How do you keep your hair looking great? Do you follow advice from the magazines, family members, or friends? When it comes to your hair, what works and what doesn’t can be tricky to decipher. We’ve listed some of the most common hair myths and debunked them below, so that you know what actually works and what doesn’t. Read on to learn more about how to get great hair!
Myth 1: If your hair is damaged, you can’t grow it longer
False! Your hair can always grow, no matter how damaged it is. The key to growing long, healthy hair is to focus on keeping your scalp healthy and your ends trimmed. When your ends are healthy, they won’t split and break off, which will allow your hair to grow longer. You can use products like oils or creams that have natural ingredients to help make your natural hair grow healthier. There are also many deep conditioning treatments for natural hair that can be done at home using things like eggs, mayonnaise, honey, olive oil and more. With regular care from deep conditioning treatments and protective styling techniques such as braids or buns you should be able to get your natural hair to grow very long without sacrificing its health.
Myth 2: If your hair isn’t growing at the rate you want, there must be something wrong with it
False! If your hair isn’t growing as fast as you’d like, it could be a number of things. Maybe you have a tight hairstyle that’s causing breakage, or maybe your diet isn’t providing the nutrients your hair needs to grow. But it’s probably not because there’s something wrong with your hair. Most people’s hair grows at a rate of about one inch per month. For some people, this means their locks might never get longer than 18 inches long, no matter how hard they try.
Myth 3: Shampoo makes your hair fall out
Shampoo does not cause your hair to fall out. In fact, shampoo can actually help to keep your scalp healthy by removing excess oil and buildup that can lead to hair loss. The myth may have started because people who are experiencing hair loss often notice more hair in their drain after shampooing. However, this is because they are losing more hair than usual, not because the shampoo is causing it. If you experience hair loss after using shampoo, there may be a different issue at hand. It’s best to talk with a dermatologist or other medical professional if you’re concerned about excessive hair shedding or thinning.
Myth 4: Straightening or Relaxing causes permanent damage
A lot of people believe that straightening or relaxing their hair causes permanent damage to their hair. This simply isn’t true! While heat styling can certainly damage your hair if it’s not done properly, it doesn’t have to be a permanent thing. If you use a heat protectant and don’t overdo it, you’ll be just fine. You might also want to try using less heat on a shorter style so that it has more time to cool down between styling sessions.
If you’re really worried about damaging your hair with too much heat, you could always opt for some protective styles like braids or twists which require no extra heat at all!
Myth 5: Black Hair Doesn’t Grow Fast Enough
It’s a common myth that black hair doesn’t grow as fast as other hair types. But the truth is, all hair grows at about 1⁄2 inch per month. The main difference is that African American hair appears to grow slower because it is more fragile and breaks more easily.
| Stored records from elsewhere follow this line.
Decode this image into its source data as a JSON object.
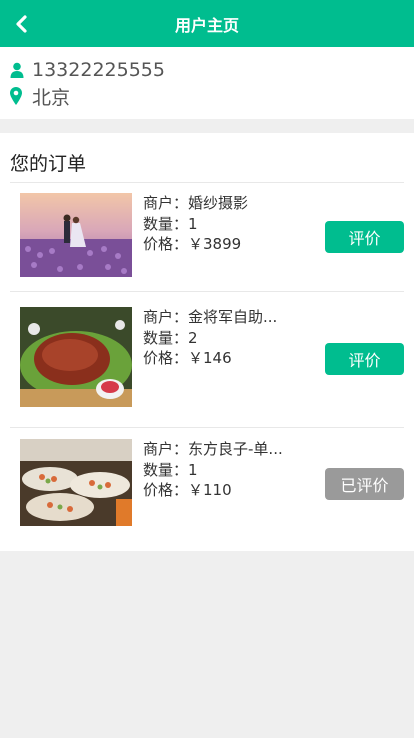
{
  "header": {
    "title": "用户主页",
    "back_icon": "chevron-left-icon"
  },
  "profile": {
    "phone": "13322225555",
    "city": "北京"
  },
  "orders": {
    "heading": "您的订单",
    "labels": {
      "merchant": "商户：",
      "quantity": "数量：",
      "price": "价格："
    },
    "items": [
      {
        "merchant": "婚纱摄影",
        "quantity": "1",
        "price": "￥3899",
        "action": "评价",
        "action_color": "#00bd8f"
      },
      {
        "merchant": "金将军自助...",
        "quantity": "2",
        "price": "￥146",
        "action": "评价",
        "action_color": "#00bd8f"
      },
      {
        "merchant": "东方良子-单...",
        "quantity": "1",
        "price": "￥110",
        "action": "已评价",
        "action_color": "#9a9a9a"
      }
    ]
  },
  "colors": {
    "accent": "#00bd8f",
    "disabled": "#9a9a9a",
    "background": "#efefef"
  }
}
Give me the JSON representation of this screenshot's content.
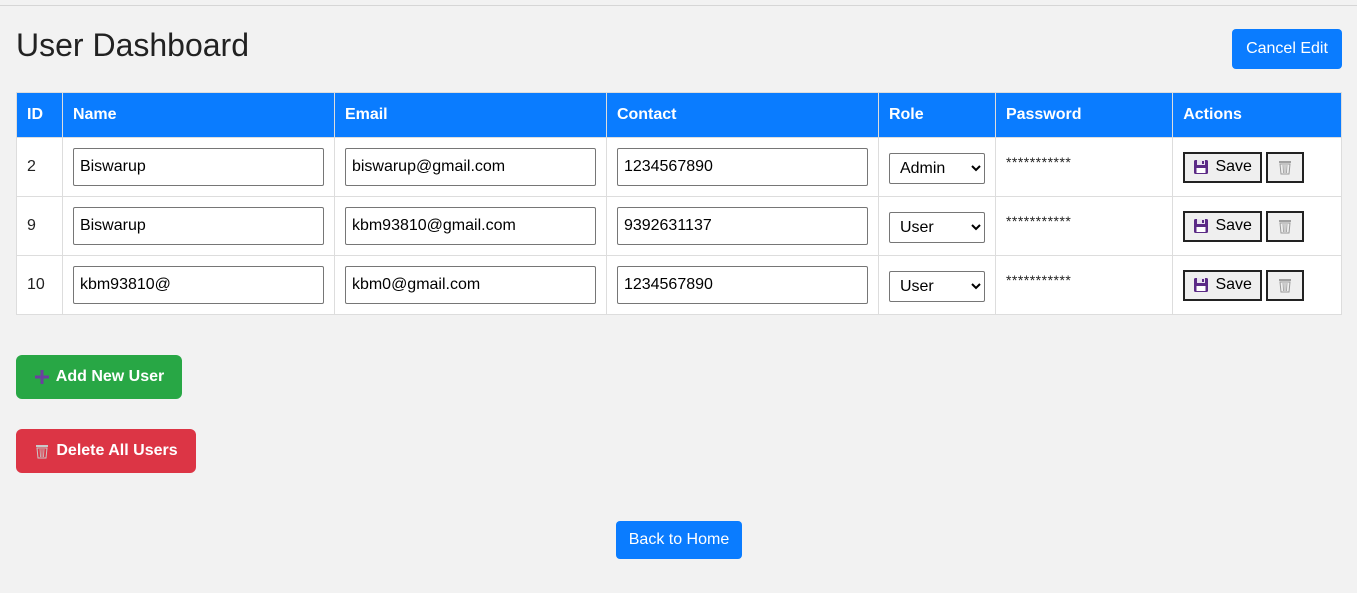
{
  "header": {
    "title": "User Dashboard",
    "cancel_label": "Cancel Edit"
  },
  "table": {
    "columns": [
      "ID",
      "Name",
      "Email",
      "Contact",
      "Role",
      "Password",
      "Actions"
    ],
    "rows": [
      {
        "id": "2",
        "name": "Biswarup",
        "email": "biswarup@gmail.com",
        "contact": "1234567890",
        "role": "Admin",
        "password": "***********",
        "save_label": "Save"
      },
      {
        "id": "9",
        "name": "Biswarup",
        "email": "kbm93810@gmail.com",
        "contact": "9392631137",
        "role": "User",
        "password": "***********",
        "save_label": "Save"
      },
      {
        "id": "10",
        "name": "kbm93810@",
        "email": "kbm0@gmail.com",
        "contact": "1234567890",
        "role": "User",
        "password": "***********",
        "save_label": "Save"
      }
    ],
    "role_options": [
      "Admin",
      "User"
    ]
  },
  "actions": {
    "add_label": "Add New User",
    "delete_all_label": "Delete All Users",
    "home_label": "Back to Home"
  },
  "icons": {
    "save": "floppy-disk-icon",
    "trash": "wastebasket-icon",
    "add": "plus-icon"
  },
  "colors": {
    "primary": "#0a7cff",
    "success": "#28a745",
    "danger": "#dc3545",
    "background": "#f2f2f2"
  }
}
While there are products and treatments that can help with hair growth, everyone’s individual genetics play the biggest role in how fast their hair will grow. In general, people of African descent tend to have a very high percentage of slow-growing hair follicles while Asian populations often have a higher percentage of fast-growing follicles.
Myth 6: Regular Trims Make Your Hair Grow Faster
While getting regular trims can help keep your hair healthy and prevent split ends, it won’t actually make your hair grow any faster. Genetics determines how fast your hair grows. However, if you are looking to maximize the length of your hair, regular trims can help prevent breakage. Trimming off just a few inches every six months or so will keep your hair from becoming too heavy and prone to breaking. You should also avoid using heat styling tools that emit infrared rays like curling irons and flat irons. These types of tools use infrared radiation which is absorbed by water molecules in your hair strands, making them more likely to dry out and break.
Myth 7: You Should Wash Your Hair Everyday
You might have heard that washing your hair every day is bad for your hair, but this isn’t necessarily true. In fact, washing your hair too little can actually be worse for your hair than washing it every day. The key is to find a balance that works for you and your hair type. If you have oily hair, you may need to wash it every day. If you have dry hair, you may only need to wash it once or twice a week. Listen to your hair and experiment until you find what works best for you.
Myth 8. Washing Your Hair Too Often Is Bad For It
Washing your hair too often is not bad for it. In fact, washing your hair too little can actually be worse for your scalp and hair. When you don’t wash your hair often enough, sebum (oil) and sweat can build up on your scalp and strands, which can lead to scalp irritation, dandruff, and greasy hair. So how often should you wash your hair? It depends on your hair type, but most people can get away with washing their hair every other day or every three days. Just make sure that when you do shampoo, you use a gentle shampoo and conditioner that doesn’t contain sulfates.